This morning's seminars were on neuropsychology and gait disorders. The neuropsychologist who did the neuropsych session came last year also. She was showing us the tests that they give to people to see if they have dementia. Even though we had seen all of these tests last year, it was really helpful to see them again. Somehow, I am just getting more out of seeing these things this year. I think it's because now I'm only 95% confused about neuro instead of a complete 100%. The second session was with Dr. Chemali, who gave us a neuro session on sensation last year. He didn't play Celine Dion for us this year, but we reviewed all of the spinal pathways, and again, it seems to all just be making more sense.

Our ARM session today was a follow-up to last week's small group session where we are ostensibly supposed to be learning about how to write grants. It was, to put it kindly, completely useless. Each group was supposed to give a brief presentation about the project they had come up with, and I volunteered myself and one of my none-too-thrilled classmates to present for our group. The presentations went better than I had expected, because they actually did generate some discussion. But all in all, it was still a pointless exercise in terms of its stated purpose to teach us about writing grants. I think I mentioned last week that you would always start working on a grant by reading the literature so that you knew what the problems in that field are, which we didn't do. That's a pretty important step to just skip over!
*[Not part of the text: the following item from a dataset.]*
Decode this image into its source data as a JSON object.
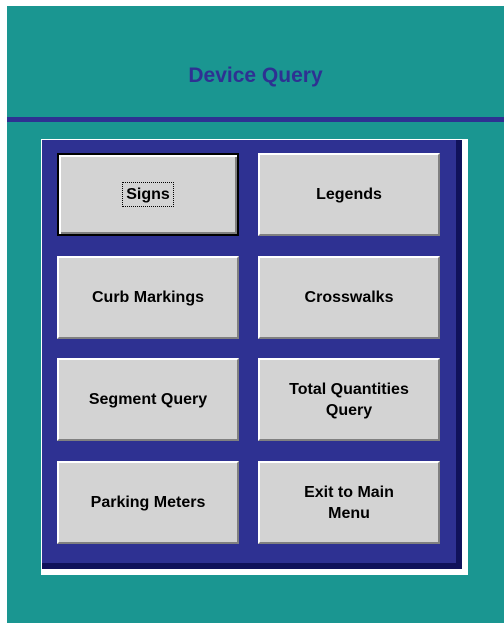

We were just coming up with hypotheses and methods out of thin air, which doesn't really give a very realistic simulation of the grant-writing experience. This exercise really should be made more structured, if not eliminated from the curriculum altogether.